The Lahaina Banyan is one of the largest trees in the United States. Its canopy stretches out over a quarter mile, overshadowing the grounds of a 1854 courthouse in Maui, Hawaii. Up close the tree’s tangled, trunk-like roots resemble human arteries and veins. For over five months Sean Cavana…
When Liz Forelle was studying environmental science at Skidmore College she found it hard to explain her capstone project on soil science to her non-science- major friends.
For most of his career artist Russell Crotty was known for creating large drawings on massive globes. After years of working directly on the spheres to create astronomically inspired works, his shoulder started to hurt. He’d developed tendonitis, and something in his art had to change if he …
Fine art has been a coveted tradition in Wyoming since Thomas Moran and Henry W. Elliot tagged along on the Hayden Geological Survey of 1871. Much of the art produced in Wyoming has focused on the unique ecology, geology and wildlife found in the state, but many well-regarded artists subvert…
Artist David Frederick Riley recently left a painting outside to dry. When he returned he found a layer of water droplets covering his work from the unexpected snow melt from the deck above. He let the painting and its new coating of water dry. When he returned, he found the unplanned water …
In an art scene that is dominated by bears and bison, Holiday Forever has a reputation of bringing in cutting-edge talent and pushing the boundaries of aesthetic storytelling. A new show from the Los Angeles duo Patricia Fernandez and Ian James will be about just that: storytelling.
As attendees of Jackson Hole Public Art’s Moonshot 5x5 event mingled in the Center for the Arts theatre lobby last Thursday, a translucent vapor crept over the balcony and settled into the crowd.
Andrew Shorts spent his childhood in Jackson Hole. It was where he learned to skateboard and ski and, as a teenager, became a promising professional skier on the freeride circuit. It was the place where he learned to paint and first garnered attention for his artwork from mentors and teacher…

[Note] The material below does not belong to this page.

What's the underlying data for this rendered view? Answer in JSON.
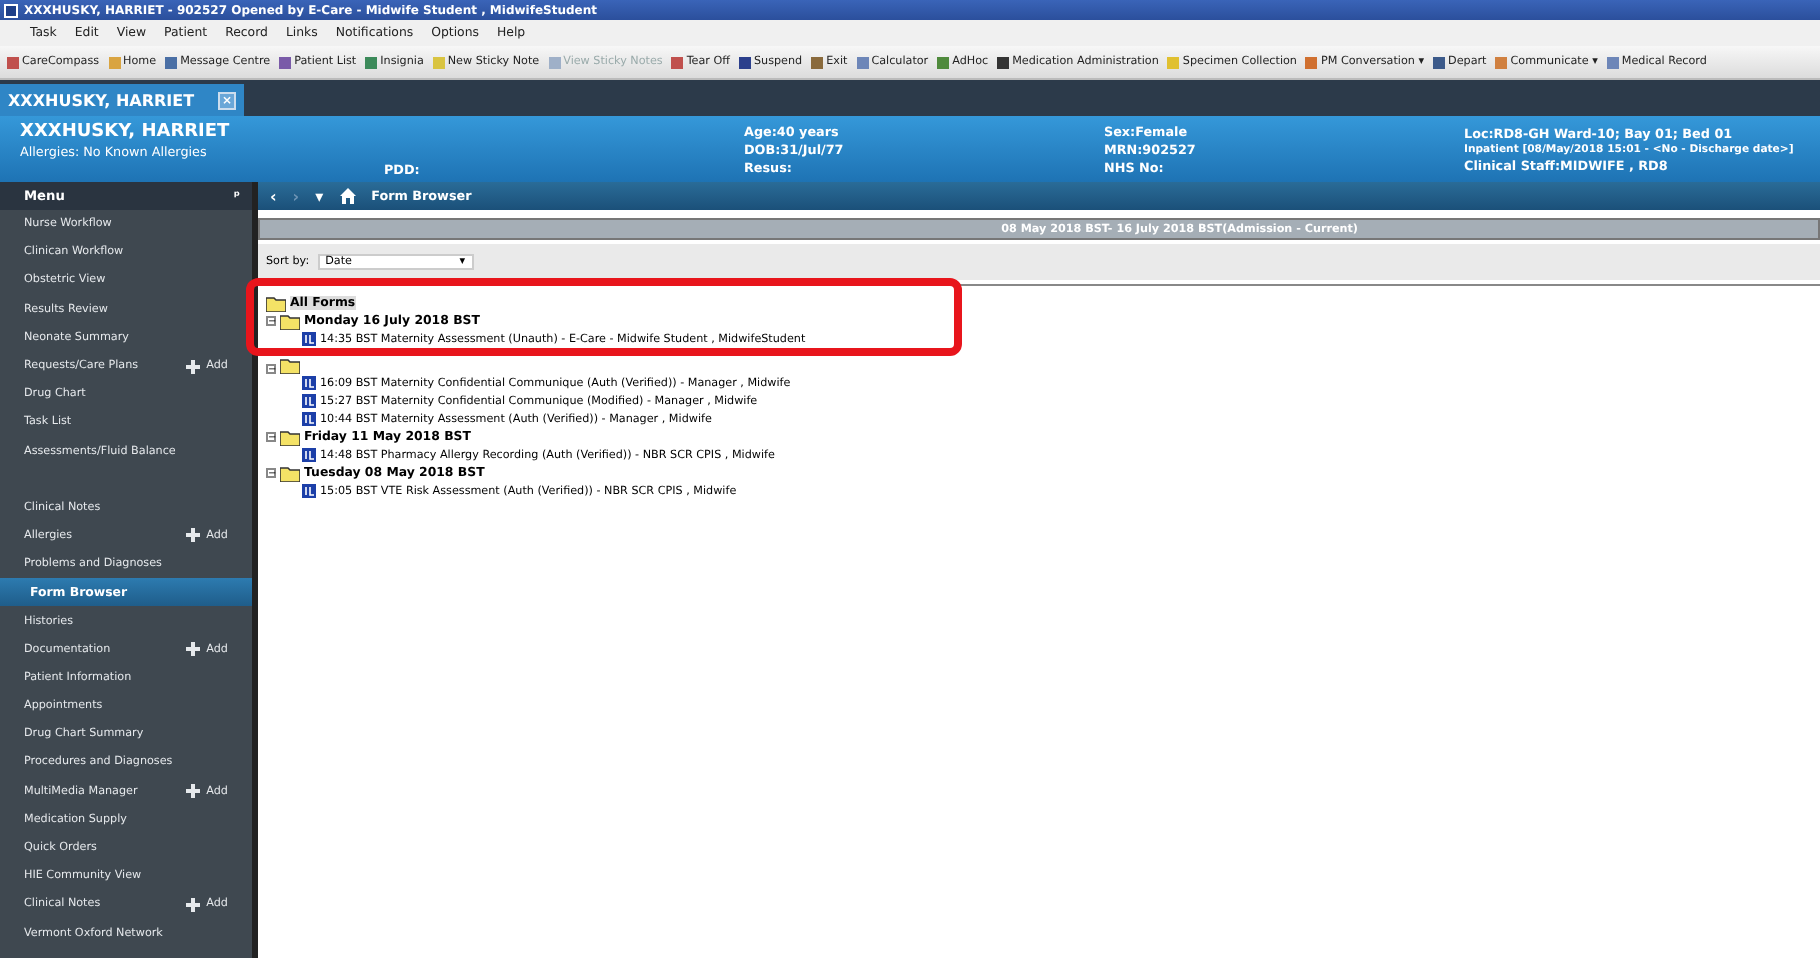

As the Anthropocene progresses and climate change continues to rear its head, wonders that once were will continuously be lost. In the past decade alone we lost Bramble Cay melomys and Bahama nuthatches, while the Sumatran Rhino may not be far behind.
Swedish photographer Magnus Lundgren said shooting in China can sometimes feel less like photographing a country and more like an entire sweeping continent.
For Gunnar Tryggmo paintings are about capturing motion. The watercolorist wants to give viewers the sense that the bird they see in a painting might suddenly turn its head or fly away. He wants the viewer to feel the wind that makes the dry grass ripple in the work.
Of the many changes Jackson Hole High School halls have undergone in the past couple of years, one of the most noticeable was unveiled last week.
For the sixth year in a row the National Wildlife Art Museum is opening up its selection process to the community at the Blacktail Gala. Although the event is dedicated to buying art for the museum’s permanent collection, it is also a chance for the creatives and donors to dress up, eat well…
“Yonder Lies: Unpacking the Myths of Jackson Hole” is a podcast about ecology, history and people in Jackson Hole. It will debut Sunday on KHOL 89.1 and iTunes, Spotify and other podcast platforms.
The vibrant, inspired artwork of fifth-generation Wyoming native Donna Barrett has hung on the walls of Pearl Street Bagels for the past month. The exhibition’s last day is today.
What has always attracted Dick Beck to animals — and depictions of animals in Bob Kuhn’s “Pas de Deux,” one of his favorite paintings in the National Museum of Wildlife Art — is the lives they live and how complicated they are.
Haley Badenhop has more tricks up her sleeves than painting large-scale, public murals. For the art portion of Mountain Story, Badenhop is hanging some of her lesser-known acrylic work in Teton County Library’s Ordway Gallery.